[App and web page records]
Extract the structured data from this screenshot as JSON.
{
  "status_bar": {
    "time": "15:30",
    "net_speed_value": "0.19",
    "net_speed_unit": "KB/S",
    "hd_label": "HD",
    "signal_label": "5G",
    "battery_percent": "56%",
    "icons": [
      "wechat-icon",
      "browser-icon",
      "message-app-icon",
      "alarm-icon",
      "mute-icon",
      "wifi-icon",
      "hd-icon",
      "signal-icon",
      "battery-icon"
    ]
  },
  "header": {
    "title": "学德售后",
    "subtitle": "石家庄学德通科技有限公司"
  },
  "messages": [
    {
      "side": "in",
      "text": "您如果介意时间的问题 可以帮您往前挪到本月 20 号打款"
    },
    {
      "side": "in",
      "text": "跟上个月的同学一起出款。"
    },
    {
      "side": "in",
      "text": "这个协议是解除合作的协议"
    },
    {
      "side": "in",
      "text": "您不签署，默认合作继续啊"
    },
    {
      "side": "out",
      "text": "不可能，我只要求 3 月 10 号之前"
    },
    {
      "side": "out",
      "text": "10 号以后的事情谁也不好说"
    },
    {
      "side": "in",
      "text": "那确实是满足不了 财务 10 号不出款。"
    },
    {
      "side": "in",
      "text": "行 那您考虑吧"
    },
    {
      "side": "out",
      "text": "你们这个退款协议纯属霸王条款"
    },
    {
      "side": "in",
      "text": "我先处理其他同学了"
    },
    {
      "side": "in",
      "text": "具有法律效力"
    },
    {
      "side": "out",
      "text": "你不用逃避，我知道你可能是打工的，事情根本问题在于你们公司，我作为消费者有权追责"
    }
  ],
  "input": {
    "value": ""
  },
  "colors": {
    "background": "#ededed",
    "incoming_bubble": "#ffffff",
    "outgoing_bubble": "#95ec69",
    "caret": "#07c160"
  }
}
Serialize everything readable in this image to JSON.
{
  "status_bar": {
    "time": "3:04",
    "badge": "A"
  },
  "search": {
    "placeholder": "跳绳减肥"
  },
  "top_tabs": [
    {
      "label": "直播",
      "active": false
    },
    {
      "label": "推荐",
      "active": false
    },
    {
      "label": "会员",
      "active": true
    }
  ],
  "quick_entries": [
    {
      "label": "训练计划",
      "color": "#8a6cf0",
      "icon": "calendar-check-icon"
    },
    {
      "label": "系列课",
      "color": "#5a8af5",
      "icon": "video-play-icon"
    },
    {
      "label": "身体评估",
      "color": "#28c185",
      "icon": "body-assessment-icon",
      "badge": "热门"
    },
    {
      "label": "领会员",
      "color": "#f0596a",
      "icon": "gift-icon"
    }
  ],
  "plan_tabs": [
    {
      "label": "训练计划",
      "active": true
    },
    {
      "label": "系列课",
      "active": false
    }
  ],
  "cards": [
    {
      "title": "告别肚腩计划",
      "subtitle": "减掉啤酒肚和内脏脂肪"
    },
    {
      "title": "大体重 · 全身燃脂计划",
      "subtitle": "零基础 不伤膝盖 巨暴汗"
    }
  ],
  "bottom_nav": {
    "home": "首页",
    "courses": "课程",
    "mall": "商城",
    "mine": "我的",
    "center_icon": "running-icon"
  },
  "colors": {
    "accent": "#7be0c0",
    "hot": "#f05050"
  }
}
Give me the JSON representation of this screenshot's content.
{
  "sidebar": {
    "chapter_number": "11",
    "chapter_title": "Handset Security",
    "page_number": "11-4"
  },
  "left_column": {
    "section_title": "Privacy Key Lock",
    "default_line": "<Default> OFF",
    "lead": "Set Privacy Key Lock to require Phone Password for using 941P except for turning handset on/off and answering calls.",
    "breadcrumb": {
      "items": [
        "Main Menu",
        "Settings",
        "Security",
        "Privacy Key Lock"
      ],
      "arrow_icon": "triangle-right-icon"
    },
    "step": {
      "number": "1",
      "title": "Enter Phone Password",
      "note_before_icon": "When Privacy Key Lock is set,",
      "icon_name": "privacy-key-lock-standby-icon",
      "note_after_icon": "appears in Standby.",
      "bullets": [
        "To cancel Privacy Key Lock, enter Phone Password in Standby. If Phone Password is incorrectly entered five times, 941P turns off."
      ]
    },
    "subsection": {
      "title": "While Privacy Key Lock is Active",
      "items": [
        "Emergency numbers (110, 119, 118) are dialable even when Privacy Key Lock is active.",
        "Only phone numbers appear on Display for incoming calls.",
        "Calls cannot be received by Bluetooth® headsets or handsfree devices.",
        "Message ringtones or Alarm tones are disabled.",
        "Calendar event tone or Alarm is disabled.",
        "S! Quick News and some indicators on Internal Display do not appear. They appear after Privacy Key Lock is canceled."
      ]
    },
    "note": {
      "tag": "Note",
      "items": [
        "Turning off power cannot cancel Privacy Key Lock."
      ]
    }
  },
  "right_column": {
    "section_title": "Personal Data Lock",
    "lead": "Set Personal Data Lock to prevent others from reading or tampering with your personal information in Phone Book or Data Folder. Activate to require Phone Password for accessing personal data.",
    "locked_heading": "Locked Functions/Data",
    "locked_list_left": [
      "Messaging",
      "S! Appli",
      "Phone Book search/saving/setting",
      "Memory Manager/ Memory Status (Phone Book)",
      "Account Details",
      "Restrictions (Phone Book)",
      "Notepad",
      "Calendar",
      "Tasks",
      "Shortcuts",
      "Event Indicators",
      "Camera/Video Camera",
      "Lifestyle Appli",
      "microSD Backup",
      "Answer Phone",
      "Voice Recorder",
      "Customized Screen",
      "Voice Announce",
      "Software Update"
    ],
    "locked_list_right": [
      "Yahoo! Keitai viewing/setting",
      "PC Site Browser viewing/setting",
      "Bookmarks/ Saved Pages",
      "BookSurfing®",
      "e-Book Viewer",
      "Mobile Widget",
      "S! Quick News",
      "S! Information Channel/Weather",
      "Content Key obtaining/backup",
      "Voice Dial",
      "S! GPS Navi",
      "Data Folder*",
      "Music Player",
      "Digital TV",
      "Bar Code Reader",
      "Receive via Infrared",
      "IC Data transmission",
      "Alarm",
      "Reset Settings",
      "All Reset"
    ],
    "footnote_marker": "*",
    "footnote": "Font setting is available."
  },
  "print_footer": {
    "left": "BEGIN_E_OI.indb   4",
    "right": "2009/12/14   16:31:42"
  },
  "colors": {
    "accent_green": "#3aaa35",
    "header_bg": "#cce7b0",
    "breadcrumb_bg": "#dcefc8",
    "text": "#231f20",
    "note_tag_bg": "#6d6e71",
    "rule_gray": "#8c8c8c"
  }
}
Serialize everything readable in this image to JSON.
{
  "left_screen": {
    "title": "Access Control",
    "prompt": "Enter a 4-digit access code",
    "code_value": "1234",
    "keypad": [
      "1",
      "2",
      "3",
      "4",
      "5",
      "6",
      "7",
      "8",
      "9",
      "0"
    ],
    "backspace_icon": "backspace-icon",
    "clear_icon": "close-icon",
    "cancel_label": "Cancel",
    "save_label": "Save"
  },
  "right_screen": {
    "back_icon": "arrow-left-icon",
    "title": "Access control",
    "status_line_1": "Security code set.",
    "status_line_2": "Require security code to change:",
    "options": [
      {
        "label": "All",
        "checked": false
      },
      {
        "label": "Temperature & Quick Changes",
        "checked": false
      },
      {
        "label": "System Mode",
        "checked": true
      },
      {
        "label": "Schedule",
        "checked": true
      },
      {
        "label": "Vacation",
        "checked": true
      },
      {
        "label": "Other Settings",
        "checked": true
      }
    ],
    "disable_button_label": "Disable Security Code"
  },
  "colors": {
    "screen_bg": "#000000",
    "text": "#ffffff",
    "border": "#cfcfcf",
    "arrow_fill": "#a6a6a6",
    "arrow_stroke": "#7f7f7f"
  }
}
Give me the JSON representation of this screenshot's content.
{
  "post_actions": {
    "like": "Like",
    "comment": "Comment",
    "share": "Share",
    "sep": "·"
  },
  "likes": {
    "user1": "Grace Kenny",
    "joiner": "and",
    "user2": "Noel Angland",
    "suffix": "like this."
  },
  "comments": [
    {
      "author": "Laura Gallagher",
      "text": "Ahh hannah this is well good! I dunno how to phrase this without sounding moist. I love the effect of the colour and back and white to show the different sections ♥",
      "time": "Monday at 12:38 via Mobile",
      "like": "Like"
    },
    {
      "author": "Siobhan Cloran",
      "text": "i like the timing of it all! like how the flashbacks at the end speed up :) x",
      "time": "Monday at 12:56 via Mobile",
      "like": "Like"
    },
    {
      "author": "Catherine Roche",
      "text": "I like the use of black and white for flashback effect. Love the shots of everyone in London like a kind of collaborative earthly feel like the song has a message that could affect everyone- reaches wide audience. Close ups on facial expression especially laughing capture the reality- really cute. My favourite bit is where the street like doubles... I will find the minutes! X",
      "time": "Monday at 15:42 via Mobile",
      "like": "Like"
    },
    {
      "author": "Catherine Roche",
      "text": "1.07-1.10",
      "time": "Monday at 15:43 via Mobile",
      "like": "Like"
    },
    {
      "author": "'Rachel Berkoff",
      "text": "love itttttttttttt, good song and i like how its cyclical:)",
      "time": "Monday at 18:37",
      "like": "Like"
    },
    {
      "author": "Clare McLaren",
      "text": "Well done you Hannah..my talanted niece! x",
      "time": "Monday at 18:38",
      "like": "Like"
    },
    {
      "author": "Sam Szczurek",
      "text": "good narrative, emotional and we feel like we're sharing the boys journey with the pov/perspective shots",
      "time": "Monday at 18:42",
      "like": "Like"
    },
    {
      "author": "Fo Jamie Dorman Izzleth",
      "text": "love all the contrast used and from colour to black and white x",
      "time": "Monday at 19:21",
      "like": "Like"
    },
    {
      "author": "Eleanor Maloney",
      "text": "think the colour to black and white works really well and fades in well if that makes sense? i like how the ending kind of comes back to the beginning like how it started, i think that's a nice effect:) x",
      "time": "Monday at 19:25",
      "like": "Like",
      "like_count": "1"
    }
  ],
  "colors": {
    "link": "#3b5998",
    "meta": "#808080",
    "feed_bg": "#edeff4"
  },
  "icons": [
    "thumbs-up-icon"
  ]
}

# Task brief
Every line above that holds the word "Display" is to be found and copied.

# Answer to the exercise
        "Only phone numbers appear on Display for incoming calls.",
        "S! Quick News and some indicators on Internal Display do not appear. They appear after Privacy Key Lock is canceled."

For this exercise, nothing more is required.